Diabetic Eye Disease / Contact Lenses
Diabetic Eye Diseases & Treatments
Patients with diabetes are at an increased risk of developing eye diseases that can cause vision loss and blindness, such as diabetic retinopathy, cataracts and glaucoma. These and other serious conditions often develop without vision loss or pain, so significant damage may be done to the eyes by the time the patient notices any symptoms. For this reason it is very important for diabetic patients to have their eyes examined once a year. Diagnosing and treating eye disease early can prevent vision loss. It is also important to maintain a steady blood-sugar level, take prescribed medications, follow a healthy diet, exercise regularly and avoid smoking.
The most common diabetic eye disease:
Diabetic retinopathy is a leading cause of blindness in American adults. It is caused by changes in the blood vessels of the retina. In some people with diabetic retinopathy, retinal blood vessels may swell and leak fluid. In other people, abnormal new blood vessels grow on the surface of the retina. These changes may result in vision loss or blindness.
Can diabetic retinopathy be treated?
Yes. Your eye care professional may suggest laser surgery in which a strong light beam is aimed onto the retina. Laser surgery and appropriate follow-up care can reduce the risk of blindness by 90 percent. However, laser surgery often cannot restore vision that has already been lost. That is why finding diabetic retinopathy early is the best way to prevent vision loss.
What can you do to protect your vision?
Finding and treating the disease early, before it causes vision loss or blindness, is the best way to control diabetic eye disease. So, if you have diabetes, make sure you get a dilated eye examination at least once a year.
Thanks to advances in optical technology, almost everyone can now wear contact lenses, regardless of the type or extent of their vision problems. That includes patients with astigmatism and those who need bifocal or multifocal lenses.
At The Eye & Laser Center, we offer a comprehensive array of contact lenses to suit our patients’ individual needs—from daily disposables to extended-wear soft contacts to rigid gas-permeable lenses. Talk with us to find out which contact lenses are best for you.
Daily-wear Soft Contacts
Daily-wear soft contact lenses are by far the most popular type of contacts worn. Made of a flexible plastic polymer, daily-wear lenses are put in each morning and taken out each night. They rest in a cleaning solution while you sleep. Daily-wear contacts come in many colors and typically last about one year.
Disposable soft lenses are intended to be thrown out and replaced after you’ve worn them for a certain length of time.

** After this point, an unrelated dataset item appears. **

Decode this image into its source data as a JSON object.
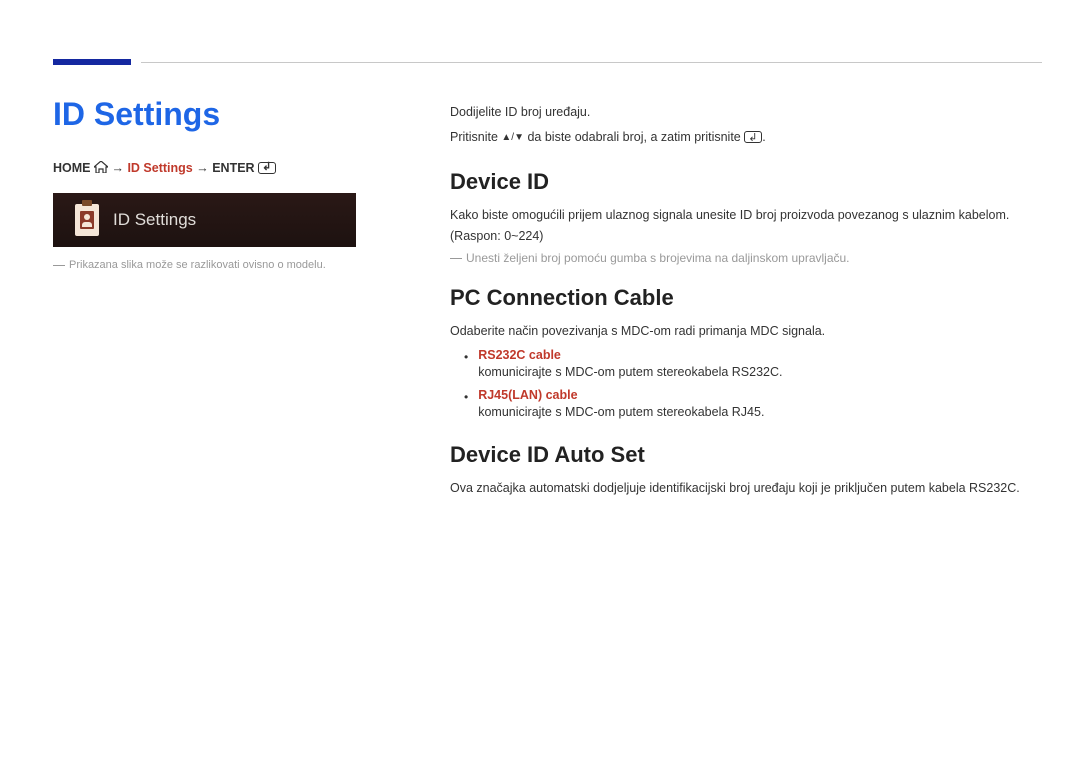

This makes them even easier to maintain than regular soft contacts. Many disposable lenses are designed for replacement each morning, every two weeks, or even every three months. Daily-wear disposables are worn during waking hours only, while extended-wear disposables can be worn for longer periods.
Extended-wear Soft Contacts

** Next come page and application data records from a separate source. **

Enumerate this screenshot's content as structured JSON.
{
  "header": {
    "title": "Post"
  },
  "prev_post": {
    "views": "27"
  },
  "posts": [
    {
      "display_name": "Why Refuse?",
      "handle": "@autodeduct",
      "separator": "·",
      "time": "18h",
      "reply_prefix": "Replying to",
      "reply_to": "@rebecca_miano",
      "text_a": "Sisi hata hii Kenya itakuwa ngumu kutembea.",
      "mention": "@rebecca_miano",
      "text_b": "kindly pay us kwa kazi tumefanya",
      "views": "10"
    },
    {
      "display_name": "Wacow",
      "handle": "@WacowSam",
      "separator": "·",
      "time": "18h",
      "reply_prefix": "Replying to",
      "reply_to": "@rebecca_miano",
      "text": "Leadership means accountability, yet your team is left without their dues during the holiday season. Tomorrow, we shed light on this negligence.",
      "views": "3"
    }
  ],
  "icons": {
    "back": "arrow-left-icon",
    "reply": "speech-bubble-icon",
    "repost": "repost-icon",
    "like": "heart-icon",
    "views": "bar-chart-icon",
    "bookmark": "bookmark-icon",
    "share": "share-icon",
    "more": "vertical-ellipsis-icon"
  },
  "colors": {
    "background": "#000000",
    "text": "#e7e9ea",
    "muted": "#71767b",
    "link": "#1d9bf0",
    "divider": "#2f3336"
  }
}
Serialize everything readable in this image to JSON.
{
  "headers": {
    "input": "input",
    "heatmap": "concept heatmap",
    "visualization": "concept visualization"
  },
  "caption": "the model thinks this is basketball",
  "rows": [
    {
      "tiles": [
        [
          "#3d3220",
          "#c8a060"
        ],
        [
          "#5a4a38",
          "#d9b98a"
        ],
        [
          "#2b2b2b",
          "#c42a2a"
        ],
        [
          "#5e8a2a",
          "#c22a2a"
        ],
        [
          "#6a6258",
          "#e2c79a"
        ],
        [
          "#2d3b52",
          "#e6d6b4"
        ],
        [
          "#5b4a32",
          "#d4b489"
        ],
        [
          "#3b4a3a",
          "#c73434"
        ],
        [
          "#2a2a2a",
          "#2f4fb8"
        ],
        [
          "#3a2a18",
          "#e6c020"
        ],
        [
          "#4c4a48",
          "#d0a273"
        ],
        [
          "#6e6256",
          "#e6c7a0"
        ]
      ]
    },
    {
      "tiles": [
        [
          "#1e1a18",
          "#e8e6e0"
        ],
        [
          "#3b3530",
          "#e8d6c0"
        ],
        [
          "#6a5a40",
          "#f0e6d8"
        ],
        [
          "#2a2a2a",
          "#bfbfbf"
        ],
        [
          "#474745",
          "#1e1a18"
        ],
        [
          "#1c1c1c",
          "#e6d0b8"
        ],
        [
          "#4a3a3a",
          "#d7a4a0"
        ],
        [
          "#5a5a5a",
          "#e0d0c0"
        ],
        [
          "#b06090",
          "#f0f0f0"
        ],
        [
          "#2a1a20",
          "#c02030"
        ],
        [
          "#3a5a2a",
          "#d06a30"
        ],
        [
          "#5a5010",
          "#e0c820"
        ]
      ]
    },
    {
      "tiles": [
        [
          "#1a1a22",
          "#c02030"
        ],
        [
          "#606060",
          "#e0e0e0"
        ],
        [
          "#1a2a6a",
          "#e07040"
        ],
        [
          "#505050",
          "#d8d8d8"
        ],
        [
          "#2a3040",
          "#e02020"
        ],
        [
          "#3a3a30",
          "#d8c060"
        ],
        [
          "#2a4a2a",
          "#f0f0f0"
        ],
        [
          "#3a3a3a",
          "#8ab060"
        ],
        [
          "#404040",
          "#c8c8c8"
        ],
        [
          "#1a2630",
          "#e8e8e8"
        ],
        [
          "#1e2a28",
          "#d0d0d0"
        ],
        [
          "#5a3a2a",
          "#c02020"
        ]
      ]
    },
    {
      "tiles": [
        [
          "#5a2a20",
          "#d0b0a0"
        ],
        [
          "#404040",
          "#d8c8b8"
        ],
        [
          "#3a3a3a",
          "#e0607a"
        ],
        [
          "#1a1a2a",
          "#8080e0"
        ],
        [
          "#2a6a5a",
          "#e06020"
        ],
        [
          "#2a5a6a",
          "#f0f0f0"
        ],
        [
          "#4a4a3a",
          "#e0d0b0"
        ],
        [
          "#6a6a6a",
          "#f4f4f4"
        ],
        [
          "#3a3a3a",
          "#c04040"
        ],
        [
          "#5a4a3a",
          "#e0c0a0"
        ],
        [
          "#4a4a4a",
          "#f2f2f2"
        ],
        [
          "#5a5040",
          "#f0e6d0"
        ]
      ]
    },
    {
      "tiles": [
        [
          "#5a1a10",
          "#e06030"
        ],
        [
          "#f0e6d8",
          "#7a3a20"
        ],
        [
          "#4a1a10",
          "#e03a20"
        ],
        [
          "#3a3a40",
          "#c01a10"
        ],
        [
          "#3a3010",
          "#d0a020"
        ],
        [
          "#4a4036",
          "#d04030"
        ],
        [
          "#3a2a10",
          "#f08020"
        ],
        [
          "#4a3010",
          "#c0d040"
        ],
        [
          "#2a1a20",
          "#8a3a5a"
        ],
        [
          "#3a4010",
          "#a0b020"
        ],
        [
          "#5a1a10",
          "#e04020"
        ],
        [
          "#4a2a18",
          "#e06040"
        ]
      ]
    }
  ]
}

Extended-wear soft contact lenses can be worn all the time, including while you sleep. Depending on whether you have 7-day (standard) or 30-day lenses, you only need to take out and clean your contacts once a week or once a month. Extended-wear lenses are made of soft silicone that retains moisture longer than daily-wear contacts, allows more oxygen to reach the eye, and prevents bacteria and protein buildup.

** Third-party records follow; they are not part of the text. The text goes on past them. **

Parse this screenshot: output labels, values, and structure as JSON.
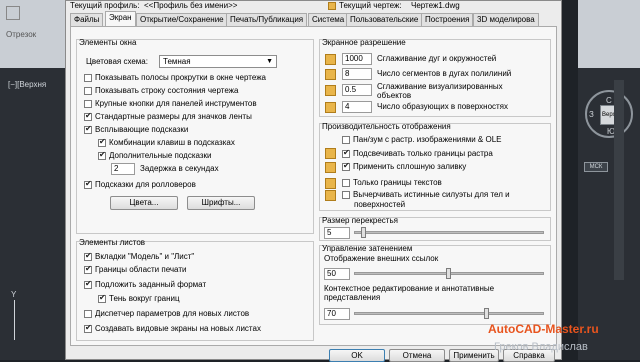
{
  "background": {
    "cad_left_text": "Отрезок",
    "viewport_label": "[−][Верхня",
    "viewcube_top": "С",
    "viewcube_left": "З",
    "viewcube_center": "Верх",
    "viewcube_bottom": "Ю",
    "wcs_label": "МСК",
    "axis_label": "Y",
    "watermark_site": "AutoCAD-Master.ru",
    "watermark_author": "Греков Владислав"
  },
  "header": {
    "current_profile_label": "Текущий профиль:",
    "current_profile_value": "<<Профиль без имени>>",
    "current_drawing_label": "Текущий чертеж:",
    "current_drawing_value": "Чертеж1.dwg"
  },
  "tabs": [
    "Файлы",
    "Экран",
    "Открытие/Сохранение",
    "Печать/Публикация",
    "Система",
    "Пользовательские",
    "Построения",
    "3D моделирова"
  ],
  "window_elements": {
    "title": "Элементы окна",
    "color_scheme_label": "Цветовая схема:",
    "color_scheme_value": "Темная",
    "checkboxes": [
      {
        "label": "Показывать полосы прокрутки в окне чертежа",
        "checked": false
      },
      {
        "label": "Показывать строку состояния чертежа",
        "checked": false
      },
      {
        "label": "Крупные кнопки для панелей инструментов",
        "checked": false
      },
      {
        "label": "Стандартные размеры для значков ленты",
        "checked": true
      },
      {
        "label": "Всплывающие подсказки",
        "checked": true
      },
      {
        "label": "Комбинации клавиш в подсказках",
        "checked": true
      },
      {
        "label": "Дополнительные подсказки",
        "checked": true
      }
    ],
    "delay_value": "2",
    "delay_label": "Задержка в секундах",
    "rollover_label": "Подсказки для ролловеров",
    "rollover_checked": true,
    "colors_button": "Цвета...",
    "fonts_button": "Шрифты..."
  },
  "layout_elements": {
    "title": "Элементы листов",
    "checkboxes": [
      {
        "label": "Вкладки \"Модель\" и \"Лист\"",
        "checked": true
      },
      {
        "label": "Границы области печати",
        "checked": true
      },
      {
        "label": "Подложить заданный формат",
        "checked": true
      },
      {
        "label": "Тень вокруг границ",
        "checked": true
      },
      {
        "label": "Диспетчер параметров для новых листов",
        "checked": false
      },
      {
        "label": "Создавать видовые экраны на новых листах",
        "checked": true
      }
    ]
  },
  "display_resolution": {
    "title": "Экранное разрешение",
    "rows": [
      {
        "value": "1000",
        "label": "Сглаживание дуг и окружностей"
      },
      {
        "value": "8",
        "label": "Число сегментов в дугах полилиний"
      },
      {
        "value": "0.5",
        "label": "Сглаживание визуализированных"
      },
      {
        "value": "4",
        "label": "Число образующих в поверхностях"
      }
    ],
    "row3_label_line2": "объектов"
  },
  "display_performance": {
    "title": "Производительность отображения",
    "checkboxes": [
      {
        "label": "Пан/зум с растр. изображениями & OLE",
        "checked": false
      },
      {
        "label": "Подсвечивать только границы растра",
        "checked": true
      },
      {
        "label": "Применить сплошную заливку",
        "checked": true
      },
      {
        "label": "Только границы текстов",
        "checked": false
      },
      {
        "label": "Вычерчивать истинные силуэты для тел и",
        "checked": false
      }
    ],
    "last_line2": "поверхностей"
  },
  "crosshair": {
    "title": "Размер перекрестья",
    "value": "5",
    "slider_fraction": 0.05
  },
  "fade": {
    "title": "Управление затенением",
    "xref_label": "Отображение внешних ссылок",
    "xref_value": "50",
    "xref_fraction": 0.5,
    "inplace_label_1": "Контекстное редактирование и аннотативные",
    "inplace_label_2": "представления",
    "inplace_value": "70",
    "inplace_fraction": 0.7
  },
  "buttons": {
    "ok": "OK",
    "cancel": "Отмена",
    "apply": "Применить",
    "help": "Справка"
  }
}
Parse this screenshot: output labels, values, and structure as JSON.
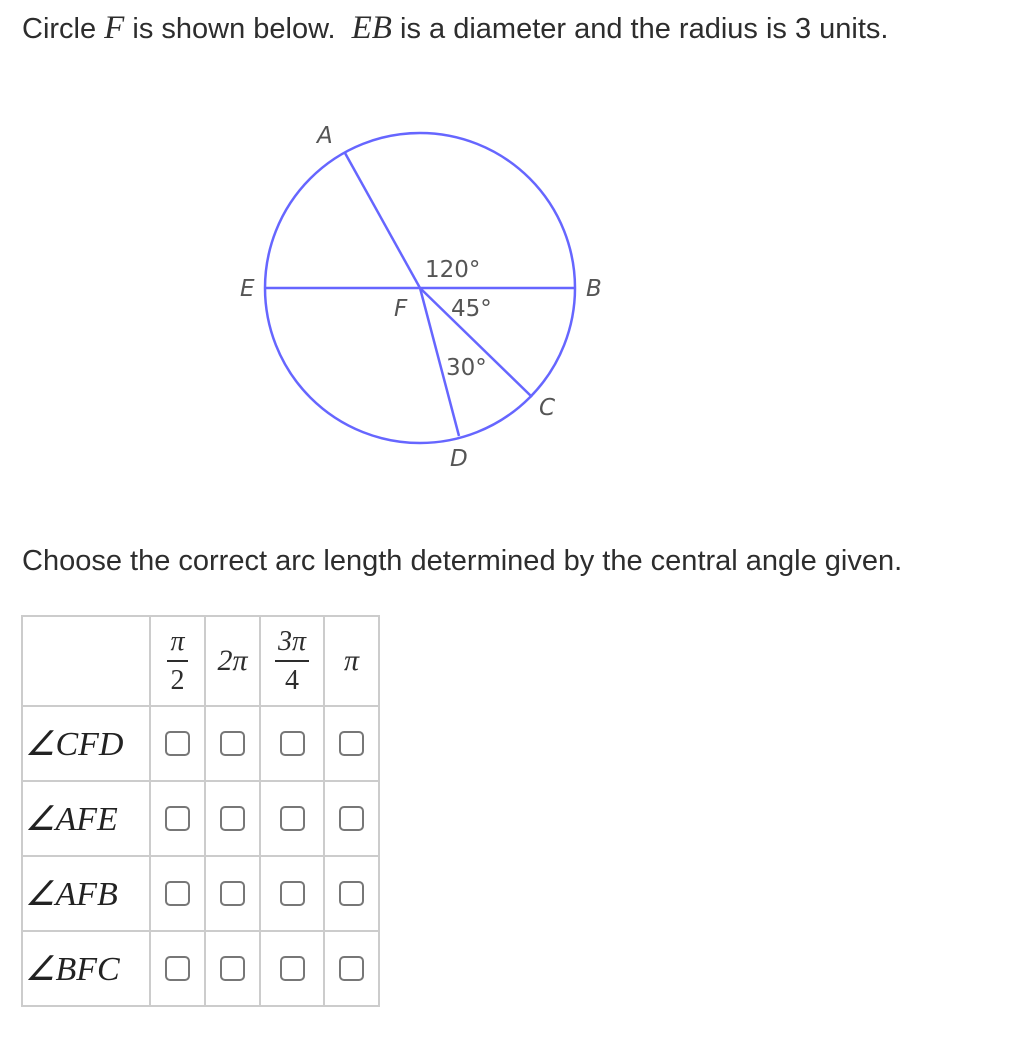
{
  "prompt": {
    "prefix": "Circle ",
    "circle_name": "F",
    "middle": " is shown below. ",
    "diameter_name": "EB",
    "suffix": " is a diameter and the radius is 3 units."
  },
  "figure": {
    "stroke_color": "#6666ff",
    "points": {
      "A": "A",
      "B": "B",
      "C": "C",
      "D": "D",
      "E": "E",
      "F": "F"
    },
    "angles": {
      "AFB": "120°",
      "BFC": "45°",
      "CFD": "30°"
    }
  },
  "instruction": "Choose the correct arc length determined by the central angle given.",
  "table": {
    "columns": [
      {
        "type": "fraction",
        "numerator": "π",
        "denominator": "2"
      },
      {
        "type": "plain",
        "text": "2π"
      },
      {
        "type": "fraction",
        "numerator": "3π",
        "denominator": "4"
      },
      {
        "type": "plain",
        "text": "π"
      }
    ],
    "rows": [
      {
        "label": "∠CFD",
        "checked": [
          false,
          false,
          false,
          false
        ]
      },
      {
        "label": "∠AFE",
        "checked": [
          false,
          false,
          false,
          false
        ]
      },
      {
        "label": "∠AFB",
        "checked": [
          false,
          false,
          false,
          false
        ]
      },
      {
        "label": "∠BFC",
        "checked": [
          false,
          false,
          false,
          false
        ]
      }
    ]
  }
}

Although many patients prefer the convenience of 30-day contacts, be aware that they tend to be stiffer than 7-day lenses, scratch more easily and may be blurrier.
Rigid, gas-permeable contacts offer several benefits over soft lenses. They:
- Can correct a wider range of vision problems, including a high degree of astigmatism;
- Provide sharper vision than most soft lenses;
- Allow more oxygen to pass through to the eye, reducing the risk of corneal irritation;
- Are more durable than soft lenses and don’t need to be replaced as often, lasting as long as two or three years.
Because they are much harder than flexible contacts, gas-permeable lenses may take some getting used to when you first start wearing them. They are also more likely than soft lenses to slip off the center of your eye and require adjustment, making them an inconvenient choice for patients who play sports or participate in other demanding activities. However, most patients soon grow accustomed to the feel of gas-permeable lenses and are satisfied with the improvement in vision they offer without the need for glasses.